**Exercise objective:**
Having found the line containing "Extract the structured" in the data below, reproduce that line and each one after it to the end, exactly, and include nothing else.

_ _ _ _ _

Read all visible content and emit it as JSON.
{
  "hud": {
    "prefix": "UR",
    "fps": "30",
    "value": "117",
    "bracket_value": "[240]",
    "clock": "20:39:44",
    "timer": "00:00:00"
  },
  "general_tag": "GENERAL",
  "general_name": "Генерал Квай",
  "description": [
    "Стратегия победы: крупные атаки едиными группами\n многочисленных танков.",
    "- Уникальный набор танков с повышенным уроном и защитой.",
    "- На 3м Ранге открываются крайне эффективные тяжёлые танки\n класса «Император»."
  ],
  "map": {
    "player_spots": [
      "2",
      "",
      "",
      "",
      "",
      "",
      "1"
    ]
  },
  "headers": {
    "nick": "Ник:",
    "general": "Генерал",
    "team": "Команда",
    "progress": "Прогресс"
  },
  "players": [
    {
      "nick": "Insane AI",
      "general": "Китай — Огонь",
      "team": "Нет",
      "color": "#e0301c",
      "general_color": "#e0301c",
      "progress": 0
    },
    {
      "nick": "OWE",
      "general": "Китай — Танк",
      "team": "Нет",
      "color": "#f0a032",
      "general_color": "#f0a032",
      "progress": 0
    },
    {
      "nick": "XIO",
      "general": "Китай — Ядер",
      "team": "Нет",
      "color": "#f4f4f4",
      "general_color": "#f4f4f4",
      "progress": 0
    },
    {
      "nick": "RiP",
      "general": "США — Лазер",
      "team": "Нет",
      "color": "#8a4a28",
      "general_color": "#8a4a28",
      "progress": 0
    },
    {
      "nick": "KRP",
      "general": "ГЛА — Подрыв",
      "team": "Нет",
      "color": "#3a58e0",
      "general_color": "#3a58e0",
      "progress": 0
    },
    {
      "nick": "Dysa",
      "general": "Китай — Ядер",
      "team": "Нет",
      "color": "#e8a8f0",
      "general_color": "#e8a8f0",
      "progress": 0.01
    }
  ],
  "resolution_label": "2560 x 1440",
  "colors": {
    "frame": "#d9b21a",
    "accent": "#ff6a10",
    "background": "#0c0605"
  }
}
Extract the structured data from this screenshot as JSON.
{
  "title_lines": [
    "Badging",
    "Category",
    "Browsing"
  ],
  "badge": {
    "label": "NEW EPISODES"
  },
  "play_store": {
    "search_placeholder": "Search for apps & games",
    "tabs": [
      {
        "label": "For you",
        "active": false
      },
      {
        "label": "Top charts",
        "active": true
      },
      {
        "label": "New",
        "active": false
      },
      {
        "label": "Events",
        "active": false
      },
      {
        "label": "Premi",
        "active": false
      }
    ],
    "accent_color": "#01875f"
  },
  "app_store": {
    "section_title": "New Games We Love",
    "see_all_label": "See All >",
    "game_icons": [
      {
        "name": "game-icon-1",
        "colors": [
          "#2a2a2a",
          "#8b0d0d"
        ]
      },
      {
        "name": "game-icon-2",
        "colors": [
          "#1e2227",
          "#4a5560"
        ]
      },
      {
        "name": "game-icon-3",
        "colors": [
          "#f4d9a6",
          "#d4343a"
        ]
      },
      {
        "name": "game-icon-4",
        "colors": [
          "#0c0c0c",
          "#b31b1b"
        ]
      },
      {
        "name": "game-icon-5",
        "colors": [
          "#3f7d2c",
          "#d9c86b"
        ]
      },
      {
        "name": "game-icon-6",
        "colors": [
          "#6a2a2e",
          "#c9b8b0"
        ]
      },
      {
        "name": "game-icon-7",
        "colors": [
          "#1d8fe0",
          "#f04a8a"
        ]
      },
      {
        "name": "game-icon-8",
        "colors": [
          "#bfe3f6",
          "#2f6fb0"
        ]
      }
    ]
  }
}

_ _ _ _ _

**Result of the exercise:**
Extract the structured data from this screenshot as JSON.
{
  "title_lines": [
    "Badging",
    "Category",
    "Browsing"
  ],
  "badge": {
    "label": "NEW EPISODES"
  },
  "play_store": {
    "search_placeholder": "Search for apps & games",
    "tabs": [
      {
        "label": "For you",
        "active": false
      },
      {
        "label": "Top charts",
        "active": true
      },
      {
        "label": "New",
        "active": false
      },
      {
        "label": "Events",
        "active": false
      },
      {
        "label": "Premi",
        "active": false
      }
    ],
    "accent_color": "#01875f"
  },
  "app_store": {
    "section_title": "New Games We Love",
    "see_all_label": "See All >",
    "game_icons": [
      {
        "name": "game-icon-1",
        "colors": [
          "#2a2a2a",
          "#8b0d0d"
        ]
      },
      {
        "name": "game-icon-2",
        "colors": [
          "#1e2227",
          "#4a5560"
        ]
      },
      {
        "name": "game-icon-3",
        "colors": [
          "#f4d9a6",
          "#d4343a"
        ]
      },
      {
        "name": "game-icon-4",
        "colors": [
          "#0c0c0c",
          "#b31b1b"
        ]
      },
      {
        "name": "game-icon-5",
        "colors": [
          "#3f7d2c",
          "#d9c86b"
        ]
      },
      {
        "name": "game-icon-6",
        "colors": [
          "#6a2a2e",
          "#c9b8b0"
        ]
      },
      {
        "name": "game-icon-7",
        "colors": [
          "#1d8fe0",
          "#f04a8a"
        ]
      },
      {
        "name": "game-icon-8",
        "colors": [
          "#bfe3f6",
          "#2f6fb0"
        ]
      }
    ]
  }
}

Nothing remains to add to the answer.